Of course, the entire dinner turned out to be interesting and insightful. Rep. Hontiveros’ platform centered on Health, Education and Employment. A representative of the party list Akbayan, she is a staunch supporter of women and gay rights. She shared her experiences with the dialog with religious groups regarding the RH bill, some of them extremely encouraging. For instance, Muslim religious leaders say that when women have access to reproductive choices, they will be able to fulfill their duties as mothers better, which is very much in line with their beliefs. Then there was also the idea — which I’d not really thought of till then — of the Church being a church of people, and not just of priests, cardinals and the Pope. That the Church should listen to what its faithful want and need, and not just let the leaders decide among themselves. I think this will help not just the dialog on reproductive health, but in making the Church more relevant in the world. Applications for the priesthood have been fewer and fewer the past several years — a symptom, I think, of this organization’s problem. (Not that I’m pushing for a stronger, bigger Church — organized religion is not one of my favorite things, my fondness for Jesuits notwithstanding –but most of my friends and relatives are Catholic, and it pains me to see them part of such an oppressive institution.)

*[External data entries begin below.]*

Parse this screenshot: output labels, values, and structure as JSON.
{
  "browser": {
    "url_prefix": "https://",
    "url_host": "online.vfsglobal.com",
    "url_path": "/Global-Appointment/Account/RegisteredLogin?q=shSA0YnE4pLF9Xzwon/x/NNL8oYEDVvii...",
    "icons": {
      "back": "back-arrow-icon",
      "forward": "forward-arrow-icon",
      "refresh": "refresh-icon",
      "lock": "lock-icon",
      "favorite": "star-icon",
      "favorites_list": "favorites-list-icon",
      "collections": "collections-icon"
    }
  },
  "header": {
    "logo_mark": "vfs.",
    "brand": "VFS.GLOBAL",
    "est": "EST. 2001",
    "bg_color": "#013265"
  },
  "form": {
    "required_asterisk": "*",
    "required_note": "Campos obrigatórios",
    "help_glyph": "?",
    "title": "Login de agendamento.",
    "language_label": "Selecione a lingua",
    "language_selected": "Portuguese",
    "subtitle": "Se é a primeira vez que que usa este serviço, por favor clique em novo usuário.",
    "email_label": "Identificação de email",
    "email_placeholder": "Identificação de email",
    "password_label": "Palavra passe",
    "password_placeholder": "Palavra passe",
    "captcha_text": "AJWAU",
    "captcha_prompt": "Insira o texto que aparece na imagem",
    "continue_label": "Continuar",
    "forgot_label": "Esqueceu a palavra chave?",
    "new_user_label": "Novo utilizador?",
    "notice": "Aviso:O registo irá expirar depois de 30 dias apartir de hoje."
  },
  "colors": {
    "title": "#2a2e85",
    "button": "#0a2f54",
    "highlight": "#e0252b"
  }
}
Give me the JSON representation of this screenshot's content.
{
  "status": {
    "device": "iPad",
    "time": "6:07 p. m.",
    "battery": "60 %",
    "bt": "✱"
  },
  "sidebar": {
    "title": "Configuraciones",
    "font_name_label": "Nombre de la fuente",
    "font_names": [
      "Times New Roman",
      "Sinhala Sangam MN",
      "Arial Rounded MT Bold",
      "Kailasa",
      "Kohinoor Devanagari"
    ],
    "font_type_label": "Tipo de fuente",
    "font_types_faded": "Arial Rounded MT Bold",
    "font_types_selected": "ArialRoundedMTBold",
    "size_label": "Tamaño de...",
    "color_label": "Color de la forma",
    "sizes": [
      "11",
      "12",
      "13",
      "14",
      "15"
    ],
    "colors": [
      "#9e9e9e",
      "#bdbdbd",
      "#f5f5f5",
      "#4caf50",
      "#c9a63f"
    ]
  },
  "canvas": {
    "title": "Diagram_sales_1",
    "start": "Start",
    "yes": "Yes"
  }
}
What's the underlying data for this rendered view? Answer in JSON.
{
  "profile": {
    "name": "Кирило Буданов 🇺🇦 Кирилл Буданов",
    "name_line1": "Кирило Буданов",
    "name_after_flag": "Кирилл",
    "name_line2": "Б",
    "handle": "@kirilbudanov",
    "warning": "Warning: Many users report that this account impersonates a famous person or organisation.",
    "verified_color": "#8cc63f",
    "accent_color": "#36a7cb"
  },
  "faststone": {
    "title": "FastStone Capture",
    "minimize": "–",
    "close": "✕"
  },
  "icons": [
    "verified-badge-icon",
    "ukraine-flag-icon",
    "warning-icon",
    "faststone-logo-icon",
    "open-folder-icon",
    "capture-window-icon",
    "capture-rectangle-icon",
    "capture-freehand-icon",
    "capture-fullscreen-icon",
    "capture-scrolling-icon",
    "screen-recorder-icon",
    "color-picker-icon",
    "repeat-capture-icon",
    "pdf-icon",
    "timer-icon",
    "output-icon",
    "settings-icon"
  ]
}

Ironically, that night, the Comelec disqualified Ang Ladlad from running as a party list in the 2010 elections, on “moral grounds”, citing passages from the Bible and the Koran.